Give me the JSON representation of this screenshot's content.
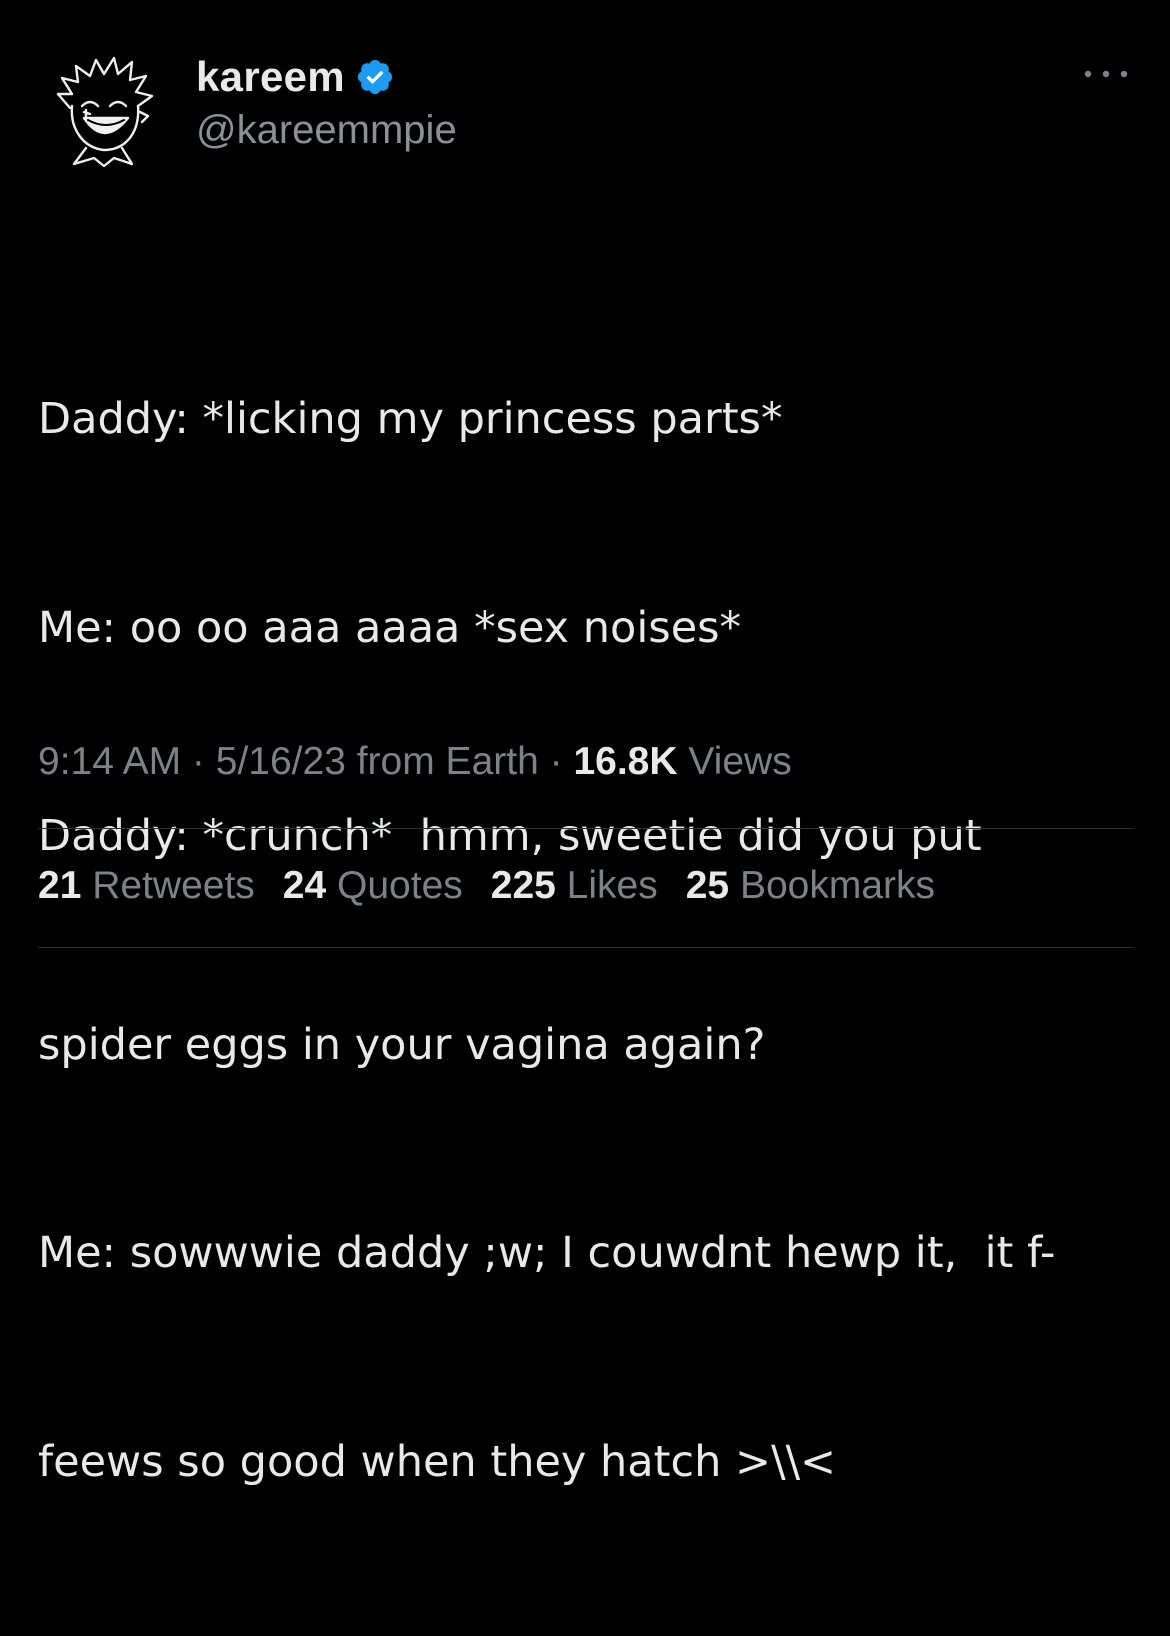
{
  "author": {
    "display_name": "kareem",
    "handle": "@kareemmpie",
    "verified_badge_icon": "verified-badge-icon",
    "avatar_icon": "cartoon-avatar"
  },
  "tweet": {
    "text_lines": [
      "Daddy: *licking my princess parts*",
      "Me: oo oo aaa aaaa *sex noises*",
      "Daddy: *crunch*  hmm, sweetie did you put",
      "spider eggs in your vagina again?",
      "Me: sowwwie daddy ;w; I couwdnt hewp it,  it f-",
      "feews so good when they hatch >\\\\<"
    ]
  },
  "meta": {
    "time": "9:14 AM",
    "sep1": " · ",
    "date": "5/16/23",
    "location": " from Earth",
    "sep2": " · ",
    "views_count": "16.8K",
    "views_label": " Views"
  },
  "stats": [
    {
      "count": "21",
      "label": " Retweets"
    },
    {
      "count": "24",
      "label": " Quotes"
    },
    {
      "count": "225",
      "label": " Likes"
    },
    {
      "count": "25",
      "label": " Bookmarks"
    }
  ],
  "colors": {
    "background": "#000000",
    "text": "#e7e9ea",
    "secondary": "#7d8287",
    "verified": "#1d9bf0",
    "divider": "#2f3336"
  }
}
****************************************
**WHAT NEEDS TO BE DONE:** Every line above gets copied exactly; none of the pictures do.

**RESULT:**
Give me the JSON representation of this screenshot's content.
{
  "author": {
    "display_name": "kareem",
    "handle": "@kareemmpie",
    "verified_badge_icon": "verified-badge-icon",
    "avatar_icon": "cartoon-avatar"
  },
  "tweet": {
    "text_lines": [
      "Daddy: *licking my princess parts*",
      "Me: oo oo aaa aaaa *sex noises*",
      "Daddy: *crunch*  hmm, sweetie did you put",
      "spider eggs in your vagina again?",
      "Me: sowwwie daddy ;w; I couwdnt hewp it,  it f-",
      "feews so good when they hatch >\\\\<"
    ]
  },
  "meta": {
    "time": "9:14 AM",
    "sep1": " · ",
    "date": "5/16/23",
    "location": " from Earth",
    "sep2": " · ",
    "views_count": "16.8K",
    "views_label": " Views"
  },
  "stats": [
    {
      "count": "21",
      "label": " Retweets"
    },
    {
      "count": "24",
      "label": " Quotes"
    },
    {
      "count": "225",
      "label": " Likes"
    },
    {
      "count": "25",
      "label": " Bookmarks"
    }
  ],
  "colors": {
    "background": "#000000",
    "text": "#e7e9ea",
    "secondary": "#7d8287",
    "verified": "#1d9bf0",
    "divider": "#2f3336"
  }
}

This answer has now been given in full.